◆ **What is required**:
Which lines mention "this"? Show each one from the listing.

-------- Task input --------

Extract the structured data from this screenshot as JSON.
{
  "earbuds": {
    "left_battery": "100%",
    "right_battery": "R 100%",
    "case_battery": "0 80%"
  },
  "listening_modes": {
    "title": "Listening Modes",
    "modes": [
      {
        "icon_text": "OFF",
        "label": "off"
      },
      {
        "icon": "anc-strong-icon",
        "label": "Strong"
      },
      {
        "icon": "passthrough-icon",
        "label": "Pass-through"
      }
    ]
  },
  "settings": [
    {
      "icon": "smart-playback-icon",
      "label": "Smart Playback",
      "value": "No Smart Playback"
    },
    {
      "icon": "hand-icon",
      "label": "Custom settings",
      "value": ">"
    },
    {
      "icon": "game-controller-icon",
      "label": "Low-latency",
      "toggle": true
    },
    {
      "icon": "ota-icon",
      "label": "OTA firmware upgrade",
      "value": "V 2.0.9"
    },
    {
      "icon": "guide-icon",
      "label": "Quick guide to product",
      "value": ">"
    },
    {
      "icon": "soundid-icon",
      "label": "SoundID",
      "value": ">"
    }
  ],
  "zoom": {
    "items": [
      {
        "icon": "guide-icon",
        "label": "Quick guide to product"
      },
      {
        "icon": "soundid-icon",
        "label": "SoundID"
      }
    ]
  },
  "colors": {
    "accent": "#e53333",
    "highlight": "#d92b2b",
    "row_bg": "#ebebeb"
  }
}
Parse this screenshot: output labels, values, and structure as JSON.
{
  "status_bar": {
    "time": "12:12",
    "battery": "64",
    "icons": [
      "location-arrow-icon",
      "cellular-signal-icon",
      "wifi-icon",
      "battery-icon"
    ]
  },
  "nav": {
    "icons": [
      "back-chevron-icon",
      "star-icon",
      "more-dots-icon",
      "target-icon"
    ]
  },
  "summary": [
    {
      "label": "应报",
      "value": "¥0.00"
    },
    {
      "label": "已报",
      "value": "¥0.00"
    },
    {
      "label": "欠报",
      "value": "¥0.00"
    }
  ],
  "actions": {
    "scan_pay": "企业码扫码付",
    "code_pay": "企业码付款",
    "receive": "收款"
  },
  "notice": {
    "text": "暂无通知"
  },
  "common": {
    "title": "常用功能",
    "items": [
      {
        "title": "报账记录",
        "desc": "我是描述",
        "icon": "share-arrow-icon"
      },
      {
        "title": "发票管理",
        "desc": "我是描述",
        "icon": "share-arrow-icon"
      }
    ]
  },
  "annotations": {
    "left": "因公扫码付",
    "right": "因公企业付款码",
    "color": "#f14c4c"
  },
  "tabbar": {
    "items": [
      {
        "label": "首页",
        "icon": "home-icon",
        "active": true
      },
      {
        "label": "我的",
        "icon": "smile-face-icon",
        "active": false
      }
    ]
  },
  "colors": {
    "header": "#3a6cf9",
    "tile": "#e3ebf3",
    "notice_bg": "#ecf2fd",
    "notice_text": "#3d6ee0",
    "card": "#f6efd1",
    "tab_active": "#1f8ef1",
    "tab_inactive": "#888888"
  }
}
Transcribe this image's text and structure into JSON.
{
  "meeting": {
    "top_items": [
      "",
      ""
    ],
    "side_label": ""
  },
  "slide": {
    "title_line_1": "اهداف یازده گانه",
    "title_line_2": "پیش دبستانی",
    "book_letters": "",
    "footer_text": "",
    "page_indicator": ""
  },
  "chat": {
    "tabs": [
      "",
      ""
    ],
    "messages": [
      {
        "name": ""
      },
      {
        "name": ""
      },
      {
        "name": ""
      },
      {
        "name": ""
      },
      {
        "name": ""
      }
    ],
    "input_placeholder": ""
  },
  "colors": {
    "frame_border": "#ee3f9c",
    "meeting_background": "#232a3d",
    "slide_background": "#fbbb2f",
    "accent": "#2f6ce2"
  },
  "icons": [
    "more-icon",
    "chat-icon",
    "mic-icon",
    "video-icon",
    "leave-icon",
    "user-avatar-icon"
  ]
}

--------

◆ **Written solution**:
Extract the structured data from this screenshot as JSON.
Parse this screenshot: output labels, values, and structure as JSON.
Transcribe this image's text and structure into JSON.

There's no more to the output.